Material provided:
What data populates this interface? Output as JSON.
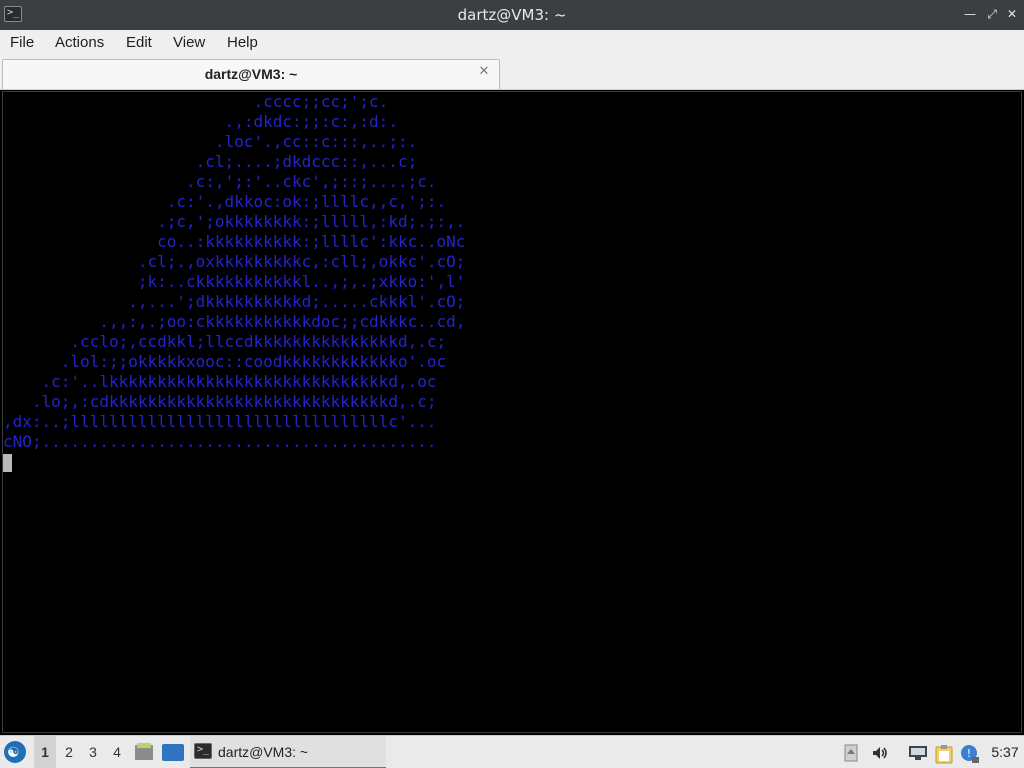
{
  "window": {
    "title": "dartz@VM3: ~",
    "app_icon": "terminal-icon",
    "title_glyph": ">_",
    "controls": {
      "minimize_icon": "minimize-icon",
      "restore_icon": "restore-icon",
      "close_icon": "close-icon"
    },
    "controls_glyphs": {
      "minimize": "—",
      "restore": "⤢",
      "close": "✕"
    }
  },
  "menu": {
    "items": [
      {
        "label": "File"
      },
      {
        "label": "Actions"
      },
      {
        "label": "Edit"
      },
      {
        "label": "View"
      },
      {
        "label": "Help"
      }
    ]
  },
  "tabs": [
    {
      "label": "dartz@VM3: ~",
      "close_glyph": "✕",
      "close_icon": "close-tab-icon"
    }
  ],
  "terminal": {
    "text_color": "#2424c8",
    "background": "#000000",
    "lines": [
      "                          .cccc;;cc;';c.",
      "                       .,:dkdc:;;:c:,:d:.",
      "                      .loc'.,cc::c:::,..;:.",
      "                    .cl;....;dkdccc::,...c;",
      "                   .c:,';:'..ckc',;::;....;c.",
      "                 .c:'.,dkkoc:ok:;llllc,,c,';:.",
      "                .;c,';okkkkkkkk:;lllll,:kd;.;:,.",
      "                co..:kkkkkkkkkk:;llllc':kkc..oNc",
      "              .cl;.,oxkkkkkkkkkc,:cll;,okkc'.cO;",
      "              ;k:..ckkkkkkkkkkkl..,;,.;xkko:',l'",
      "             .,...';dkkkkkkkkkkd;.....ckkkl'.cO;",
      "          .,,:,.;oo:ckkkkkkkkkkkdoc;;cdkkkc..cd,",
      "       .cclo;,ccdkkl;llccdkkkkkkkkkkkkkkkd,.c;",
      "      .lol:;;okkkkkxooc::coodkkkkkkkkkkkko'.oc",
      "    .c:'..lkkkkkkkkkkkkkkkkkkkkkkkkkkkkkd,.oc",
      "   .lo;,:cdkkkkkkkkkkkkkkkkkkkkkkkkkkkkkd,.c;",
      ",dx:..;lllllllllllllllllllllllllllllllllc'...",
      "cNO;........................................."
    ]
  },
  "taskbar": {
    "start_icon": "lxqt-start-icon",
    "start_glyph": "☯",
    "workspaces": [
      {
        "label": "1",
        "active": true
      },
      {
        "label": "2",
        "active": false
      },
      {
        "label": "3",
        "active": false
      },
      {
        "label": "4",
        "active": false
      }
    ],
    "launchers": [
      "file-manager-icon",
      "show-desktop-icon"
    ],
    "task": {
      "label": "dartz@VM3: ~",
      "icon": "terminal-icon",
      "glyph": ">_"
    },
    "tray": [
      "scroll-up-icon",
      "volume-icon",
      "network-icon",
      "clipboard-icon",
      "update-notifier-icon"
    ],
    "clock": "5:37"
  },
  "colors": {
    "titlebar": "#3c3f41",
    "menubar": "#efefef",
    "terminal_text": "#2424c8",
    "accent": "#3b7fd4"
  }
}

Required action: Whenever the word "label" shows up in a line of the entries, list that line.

Exercise output:
        "label": "File"
        "label": "Actions"
        "label": "Edit"
        "label": "View"
        "label": "Help"
      "label": "dartz@VM3: ~",
        "label": "1",
        "label": "2",
        "label": "3",
        "label": "4",
      "label": "dartz@VM3: ~",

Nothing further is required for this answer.